Michael C. Souders
Analysis of the major theories that prescribe and describe the use of symbols to change attitudes and behavior. Principal emphasis is placed upon defining the nature and scope of rhetoric and upon analyzing the art's underlying assumptions about human beings as symbol users. Some background in history, philosophy, and literature is desirable.
The 2400 year-old disagreement over whether ideas (philosophy) or language (rhetoric) are separate and which matters more is a bloody one. The goal of this course is to introduce and survey some of most significant ideas and developments in the history of rhetorical theory. Investigations will begin with the Socratic Greeks and end by in the contemporary era. By highlighting some of the most vital developments and innovations we attempt to understand key questions surrounding rhetoric, which we will define as the use of symbols to influence the thoughts or actions of other humans beings.
Student learning goals

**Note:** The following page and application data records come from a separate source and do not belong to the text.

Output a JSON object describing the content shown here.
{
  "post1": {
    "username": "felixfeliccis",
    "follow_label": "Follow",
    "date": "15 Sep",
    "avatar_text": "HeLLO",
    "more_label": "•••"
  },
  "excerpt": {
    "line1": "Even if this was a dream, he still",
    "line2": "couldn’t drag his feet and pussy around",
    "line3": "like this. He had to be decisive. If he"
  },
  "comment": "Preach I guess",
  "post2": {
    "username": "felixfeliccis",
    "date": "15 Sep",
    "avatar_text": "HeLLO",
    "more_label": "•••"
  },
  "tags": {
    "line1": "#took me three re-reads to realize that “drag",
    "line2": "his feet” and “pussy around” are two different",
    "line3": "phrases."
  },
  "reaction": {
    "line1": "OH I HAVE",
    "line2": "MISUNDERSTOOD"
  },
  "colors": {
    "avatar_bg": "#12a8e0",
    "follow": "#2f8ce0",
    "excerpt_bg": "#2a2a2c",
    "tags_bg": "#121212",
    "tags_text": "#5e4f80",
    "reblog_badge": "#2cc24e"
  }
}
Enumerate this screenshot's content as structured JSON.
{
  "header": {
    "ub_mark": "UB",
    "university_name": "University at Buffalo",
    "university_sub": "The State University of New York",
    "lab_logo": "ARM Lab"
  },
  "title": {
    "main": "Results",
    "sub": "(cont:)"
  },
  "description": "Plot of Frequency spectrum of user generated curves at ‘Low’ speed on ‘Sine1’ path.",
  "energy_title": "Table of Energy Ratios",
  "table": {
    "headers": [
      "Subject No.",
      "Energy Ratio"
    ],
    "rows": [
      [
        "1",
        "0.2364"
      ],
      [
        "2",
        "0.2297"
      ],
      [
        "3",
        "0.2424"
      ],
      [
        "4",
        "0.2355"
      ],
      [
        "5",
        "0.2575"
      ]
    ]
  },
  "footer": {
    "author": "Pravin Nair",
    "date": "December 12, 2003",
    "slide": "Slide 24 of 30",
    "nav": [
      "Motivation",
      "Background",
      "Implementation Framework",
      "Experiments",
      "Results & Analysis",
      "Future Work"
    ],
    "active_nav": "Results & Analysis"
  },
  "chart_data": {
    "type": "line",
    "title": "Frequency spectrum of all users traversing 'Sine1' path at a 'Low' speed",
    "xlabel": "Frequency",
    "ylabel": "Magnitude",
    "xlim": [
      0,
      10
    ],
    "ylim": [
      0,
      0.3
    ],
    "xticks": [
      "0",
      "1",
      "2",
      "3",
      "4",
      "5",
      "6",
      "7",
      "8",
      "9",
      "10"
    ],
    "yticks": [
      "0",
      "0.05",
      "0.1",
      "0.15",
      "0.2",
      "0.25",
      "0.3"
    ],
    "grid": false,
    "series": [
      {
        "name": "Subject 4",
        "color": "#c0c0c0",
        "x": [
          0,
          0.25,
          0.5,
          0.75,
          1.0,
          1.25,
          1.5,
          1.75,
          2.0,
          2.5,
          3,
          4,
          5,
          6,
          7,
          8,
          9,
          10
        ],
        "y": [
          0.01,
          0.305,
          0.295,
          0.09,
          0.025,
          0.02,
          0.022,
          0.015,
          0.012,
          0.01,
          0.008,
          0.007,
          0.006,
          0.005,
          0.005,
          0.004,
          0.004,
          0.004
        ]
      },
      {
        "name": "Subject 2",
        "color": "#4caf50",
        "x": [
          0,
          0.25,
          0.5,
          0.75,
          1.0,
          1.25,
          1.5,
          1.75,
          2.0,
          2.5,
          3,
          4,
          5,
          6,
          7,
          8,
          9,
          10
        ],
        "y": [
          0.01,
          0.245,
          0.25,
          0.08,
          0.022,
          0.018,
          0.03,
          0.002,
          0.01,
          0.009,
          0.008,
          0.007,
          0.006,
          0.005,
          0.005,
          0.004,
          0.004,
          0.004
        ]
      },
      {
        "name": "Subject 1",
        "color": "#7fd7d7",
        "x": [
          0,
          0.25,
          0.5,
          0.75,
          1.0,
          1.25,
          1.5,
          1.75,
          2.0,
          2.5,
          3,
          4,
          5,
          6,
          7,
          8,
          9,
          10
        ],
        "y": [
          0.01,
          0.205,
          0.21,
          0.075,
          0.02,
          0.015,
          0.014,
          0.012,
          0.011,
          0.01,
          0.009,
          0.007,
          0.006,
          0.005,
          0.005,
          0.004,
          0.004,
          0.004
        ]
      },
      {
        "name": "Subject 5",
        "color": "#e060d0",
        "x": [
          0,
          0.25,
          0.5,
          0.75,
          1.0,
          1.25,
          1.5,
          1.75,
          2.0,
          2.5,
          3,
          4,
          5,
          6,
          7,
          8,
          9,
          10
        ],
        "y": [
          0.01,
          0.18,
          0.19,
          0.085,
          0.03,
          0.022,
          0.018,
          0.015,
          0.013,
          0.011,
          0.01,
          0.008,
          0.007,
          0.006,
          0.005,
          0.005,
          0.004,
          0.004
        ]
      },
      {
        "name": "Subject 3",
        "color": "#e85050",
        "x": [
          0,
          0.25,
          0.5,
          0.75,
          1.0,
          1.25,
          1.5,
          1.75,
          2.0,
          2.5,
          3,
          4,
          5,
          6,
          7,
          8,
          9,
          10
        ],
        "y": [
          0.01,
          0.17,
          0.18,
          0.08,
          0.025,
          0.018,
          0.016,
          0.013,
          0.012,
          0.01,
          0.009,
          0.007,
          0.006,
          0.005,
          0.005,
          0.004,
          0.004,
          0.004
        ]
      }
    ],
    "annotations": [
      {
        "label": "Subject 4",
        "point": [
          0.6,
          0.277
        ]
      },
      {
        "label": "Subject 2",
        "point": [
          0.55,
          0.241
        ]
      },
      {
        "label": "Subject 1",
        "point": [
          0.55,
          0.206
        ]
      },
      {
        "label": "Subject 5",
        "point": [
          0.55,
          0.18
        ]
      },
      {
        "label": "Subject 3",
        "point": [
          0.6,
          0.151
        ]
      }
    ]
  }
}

Have a basic understanding of the historical arc of the study of rhetoric.
An understanding of the relevance of Greek, Roman, Medieval, Early Modern, and Contemporary rhetorical theory to today’s problems.
Understand the basic conflicts in rhetoric, including rhetoric’s historical disagreement with philosophy, its role as cultural developer, and it growth away from public address and writing to a more comprehensive study.
General method of instruction
Class assignments and grading
Argument paper and responses, examinations.